Fact File

Continent: Africa, Asia
Habitat: Near water in tropical and sub-tropical areas
Weight and Length: 1.5kg, 0.7m

Diet: Carnivore (eats meat)
Gestation: 28 days
Number of Young: 2

Conservation Status: LC


  • Usually a silent species, though they do make some noises while fighting in the breeding season and may “croak” occasionally.
  • Use their long bills to catch invertebrates deep in the soil.
  • Feed in flocks in shallow wetlands, sometimes travelling 10km to reach feeding grounds.
  • Their brown irises of the eye are ringed red in the breeding season.

Sacred Ibis

Threskiornis aethiopicus

Animals —  Aves (birds) — Pelecaniformes (webbed four toed birds) — Threskiornithidae (ibises and spoonbills)

Sacred ibises are a black and white ibis. Ibises are recognisable as long-legged wading birds with long thin beaks that curve downwards. On the sacred ibis, their head, beak, upper neck and legs are bald and black, their tail feathers and very tips of the wings are black, and the rest of their feathers are white.

This species is very gregarious, feeding and nesting in large, mixed-sex groups. They are even often seen with other species of wading bird such as herons. Historically, this species was venerated by Ancient Egyptians, signifying the god Hoth. They were even mummified!

They are classified as Least Concern (LC) as they are still wide-ranging and quite common.
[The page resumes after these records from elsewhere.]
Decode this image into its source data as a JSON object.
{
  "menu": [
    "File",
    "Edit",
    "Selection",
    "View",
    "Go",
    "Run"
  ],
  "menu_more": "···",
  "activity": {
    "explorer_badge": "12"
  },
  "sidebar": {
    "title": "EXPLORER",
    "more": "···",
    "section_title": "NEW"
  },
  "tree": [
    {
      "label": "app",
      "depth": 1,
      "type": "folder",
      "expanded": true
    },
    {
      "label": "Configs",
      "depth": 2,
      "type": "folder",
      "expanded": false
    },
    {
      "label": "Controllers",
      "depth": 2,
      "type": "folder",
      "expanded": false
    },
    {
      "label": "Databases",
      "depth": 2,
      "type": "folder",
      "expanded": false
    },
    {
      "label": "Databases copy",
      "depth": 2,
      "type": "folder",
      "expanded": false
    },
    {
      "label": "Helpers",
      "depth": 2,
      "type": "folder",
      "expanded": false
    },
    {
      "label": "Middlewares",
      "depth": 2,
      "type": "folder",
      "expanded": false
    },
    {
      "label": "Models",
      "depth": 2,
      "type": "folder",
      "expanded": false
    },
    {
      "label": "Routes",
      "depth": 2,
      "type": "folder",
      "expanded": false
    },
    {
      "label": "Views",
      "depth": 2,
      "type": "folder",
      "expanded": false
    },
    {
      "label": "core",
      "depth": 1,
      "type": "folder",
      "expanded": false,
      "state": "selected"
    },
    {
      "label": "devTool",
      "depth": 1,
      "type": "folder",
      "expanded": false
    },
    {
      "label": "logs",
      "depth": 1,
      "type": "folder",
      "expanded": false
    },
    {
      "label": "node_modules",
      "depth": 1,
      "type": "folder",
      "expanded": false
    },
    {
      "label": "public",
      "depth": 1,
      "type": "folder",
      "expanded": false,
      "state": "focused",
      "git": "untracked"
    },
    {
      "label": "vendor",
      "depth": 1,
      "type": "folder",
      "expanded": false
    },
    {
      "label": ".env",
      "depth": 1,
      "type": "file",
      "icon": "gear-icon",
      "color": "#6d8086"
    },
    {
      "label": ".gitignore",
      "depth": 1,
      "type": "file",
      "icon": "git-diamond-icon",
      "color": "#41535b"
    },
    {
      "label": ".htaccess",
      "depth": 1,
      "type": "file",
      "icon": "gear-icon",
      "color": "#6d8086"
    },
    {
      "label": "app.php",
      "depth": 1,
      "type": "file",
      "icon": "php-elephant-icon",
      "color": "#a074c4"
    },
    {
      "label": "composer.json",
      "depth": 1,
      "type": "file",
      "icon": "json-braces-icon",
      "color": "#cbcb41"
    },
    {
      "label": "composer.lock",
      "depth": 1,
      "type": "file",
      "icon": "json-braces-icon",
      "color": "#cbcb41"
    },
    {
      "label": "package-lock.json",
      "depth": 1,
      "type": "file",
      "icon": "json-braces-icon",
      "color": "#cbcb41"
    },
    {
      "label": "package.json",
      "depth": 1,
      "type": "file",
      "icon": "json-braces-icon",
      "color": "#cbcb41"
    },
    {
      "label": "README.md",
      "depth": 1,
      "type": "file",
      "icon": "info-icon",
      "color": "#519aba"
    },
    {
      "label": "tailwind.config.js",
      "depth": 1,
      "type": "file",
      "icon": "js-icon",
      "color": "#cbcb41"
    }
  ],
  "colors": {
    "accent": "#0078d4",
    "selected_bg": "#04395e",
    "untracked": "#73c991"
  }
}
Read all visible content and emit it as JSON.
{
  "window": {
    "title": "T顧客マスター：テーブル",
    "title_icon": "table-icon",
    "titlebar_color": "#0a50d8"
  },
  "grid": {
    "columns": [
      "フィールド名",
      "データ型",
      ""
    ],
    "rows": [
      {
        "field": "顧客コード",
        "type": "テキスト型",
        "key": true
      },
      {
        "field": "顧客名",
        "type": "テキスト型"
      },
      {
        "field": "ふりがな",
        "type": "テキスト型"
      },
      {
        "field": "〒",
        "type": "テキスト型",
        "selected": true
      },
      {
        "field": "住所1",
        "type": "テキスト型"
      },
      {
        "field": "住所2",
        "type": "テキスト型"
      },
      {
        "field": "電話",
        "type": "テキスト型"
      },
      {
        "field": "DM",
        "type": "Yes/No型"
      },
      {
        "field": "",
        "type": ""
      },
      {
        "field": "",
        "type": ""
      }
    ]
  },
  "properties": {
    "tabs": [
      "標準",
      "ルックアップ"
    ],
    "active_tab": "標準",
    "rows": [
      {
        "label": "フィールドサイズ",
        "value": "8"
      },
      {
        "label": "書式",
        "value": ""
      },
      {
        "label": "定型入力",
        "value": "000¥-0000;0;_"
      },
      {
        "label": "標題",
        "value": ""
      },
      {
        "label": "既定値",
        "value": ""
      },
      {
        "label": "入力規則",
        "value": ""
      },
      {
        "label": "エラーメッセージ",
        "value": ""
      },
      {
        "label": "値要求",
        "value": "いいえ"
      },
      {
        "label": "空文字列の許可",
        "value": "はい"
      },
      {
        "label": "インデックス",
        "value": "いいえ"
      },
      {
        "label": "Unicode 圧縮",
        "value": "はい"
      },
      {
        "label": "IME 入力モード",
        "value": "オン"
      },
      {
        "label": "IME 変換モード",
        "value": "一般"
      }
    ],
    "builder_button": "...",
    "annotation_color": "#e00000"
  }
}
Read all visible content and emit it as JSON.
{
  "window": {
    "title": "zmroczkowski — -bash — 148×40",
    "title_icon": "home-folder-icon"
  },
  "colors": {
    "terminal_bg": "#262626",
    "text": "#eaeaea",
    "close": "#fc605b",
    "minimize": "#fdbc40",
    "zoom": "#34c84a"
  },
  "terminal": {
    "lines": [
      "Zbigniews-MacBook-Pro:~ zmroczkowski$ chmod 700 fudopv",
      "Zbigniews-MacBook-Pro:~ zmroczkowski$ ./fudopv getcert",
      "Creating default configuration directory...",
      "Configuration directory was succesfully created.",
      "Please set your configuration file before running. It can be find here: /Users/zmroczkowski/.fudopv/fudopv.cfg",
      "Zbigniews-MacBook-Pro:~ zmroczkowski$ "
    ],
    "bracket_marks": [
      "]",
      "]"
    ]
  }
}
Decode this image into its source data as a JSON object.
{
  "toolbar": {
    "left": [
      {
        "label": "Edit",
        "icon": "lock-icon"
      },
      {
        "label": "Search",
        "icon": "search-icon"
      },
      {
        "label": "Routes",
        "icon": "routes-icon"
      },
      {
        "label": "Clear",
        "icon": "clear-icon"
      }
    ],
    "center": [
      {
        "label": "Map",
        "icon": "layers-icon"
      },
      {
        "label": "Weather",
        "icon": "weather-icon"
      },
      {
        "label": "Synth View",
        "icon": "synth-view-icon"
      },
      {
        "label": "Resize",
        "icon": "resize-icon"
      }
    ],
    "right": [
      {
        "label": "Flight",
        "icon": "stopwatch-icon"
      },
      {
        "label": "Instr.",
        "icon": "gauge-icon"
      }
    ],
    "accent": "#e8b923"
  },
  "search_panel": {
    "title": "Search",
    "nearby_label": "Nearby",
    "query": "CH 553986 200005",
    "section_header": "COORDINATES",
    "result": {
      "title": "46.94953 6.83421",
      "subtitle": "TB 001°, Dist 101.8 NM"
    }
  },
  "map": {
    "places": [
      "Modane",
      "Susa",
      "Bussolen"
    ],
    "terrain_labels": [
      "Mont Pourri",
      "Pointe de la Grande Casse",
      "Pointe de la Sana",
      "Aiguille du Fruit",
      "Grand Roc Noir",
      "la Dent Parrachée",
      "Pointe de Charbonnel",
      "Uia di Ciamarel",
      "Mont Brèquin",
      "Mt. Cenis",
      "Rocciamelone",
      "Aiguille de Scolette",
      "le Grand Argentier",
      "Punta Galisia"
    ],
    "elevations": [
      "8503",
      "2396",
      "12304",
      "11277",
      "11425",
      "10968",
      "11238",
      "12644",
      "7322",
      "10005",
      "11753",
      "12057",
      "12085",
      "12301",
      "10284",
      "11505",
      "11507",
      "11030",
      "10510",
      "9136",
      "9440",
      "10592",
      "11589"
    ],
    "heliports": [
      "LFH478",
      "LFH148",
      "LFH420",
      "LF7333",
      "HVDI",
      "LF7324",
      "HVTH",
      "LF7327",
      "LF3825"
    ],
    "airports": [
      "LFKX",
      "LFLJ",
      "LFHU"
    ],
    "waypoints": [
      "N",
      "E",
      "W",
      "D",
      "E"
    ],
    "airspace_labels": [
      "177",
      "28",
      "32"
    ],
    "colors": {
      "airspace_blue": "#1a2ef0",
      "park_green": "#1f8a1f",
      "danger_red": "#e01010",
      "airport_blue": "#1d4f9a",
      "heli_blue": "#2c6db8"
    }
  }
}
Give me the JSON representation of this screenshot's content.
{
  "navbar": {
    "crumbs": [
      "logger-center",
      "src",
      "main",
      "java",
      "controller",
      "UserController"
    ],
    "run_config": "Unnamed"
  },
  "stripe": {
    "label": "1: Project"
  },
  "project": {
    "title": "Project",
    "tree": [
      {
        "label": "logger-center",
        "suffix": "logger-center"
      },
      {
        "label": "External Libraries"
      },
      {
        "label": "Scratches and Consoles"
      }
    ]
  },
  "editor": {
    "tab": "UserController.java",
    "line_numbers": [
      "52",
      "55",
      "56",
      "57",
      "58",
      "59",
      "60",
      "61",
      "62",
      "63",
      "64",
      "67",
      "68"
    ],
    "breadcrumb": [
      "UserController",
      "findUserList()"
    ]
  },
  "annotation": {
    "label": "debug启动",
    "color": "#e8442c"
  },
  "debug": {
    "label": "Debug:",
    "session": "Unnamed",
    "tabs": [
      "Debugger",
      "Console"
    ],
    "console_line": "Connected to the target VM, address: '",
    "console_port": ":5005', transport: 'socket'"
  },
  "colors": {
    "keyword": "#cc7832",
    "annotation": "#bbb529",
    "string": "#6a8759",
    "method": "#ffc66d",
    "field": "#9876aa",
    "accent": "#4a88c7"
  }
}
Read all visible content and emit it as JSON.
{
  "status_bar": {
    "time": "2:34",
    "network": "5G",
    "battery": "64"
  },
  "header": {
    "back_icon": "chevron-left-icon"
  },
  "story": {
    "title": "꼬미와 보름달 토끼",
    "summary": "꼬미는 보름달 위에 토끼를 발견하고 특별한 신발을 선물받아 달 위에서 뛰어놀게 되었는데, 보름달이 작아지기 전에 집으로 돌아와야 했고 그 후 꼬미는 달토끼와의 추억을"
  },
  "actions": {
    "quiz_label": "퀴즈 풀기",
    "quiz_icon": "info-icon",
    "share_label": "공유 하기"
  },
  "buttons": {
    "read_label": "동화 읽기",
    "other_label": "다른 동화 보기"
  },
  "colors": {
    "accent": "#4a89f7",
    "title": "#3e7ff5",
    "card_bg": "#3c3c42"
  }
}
However, it is thought their numbers might be slowly dropping, and certain populations have been declining.

Habitat: Found near rivers, streams and coastlines in a variety of tropical and sub-tropical areas.

Vital Statistics:
–Average weight: 1.5kg
–Average length: 0.7m

Life Expectancy:
In the wild up to: 20 years
In captivity up to: 30 years

Diet: They are carnivores and so eat meat. Feed mostly on insects, crustaceans, spiders and mollusks.

Distribution: Sub-Saharan Africa and south-east Iraq.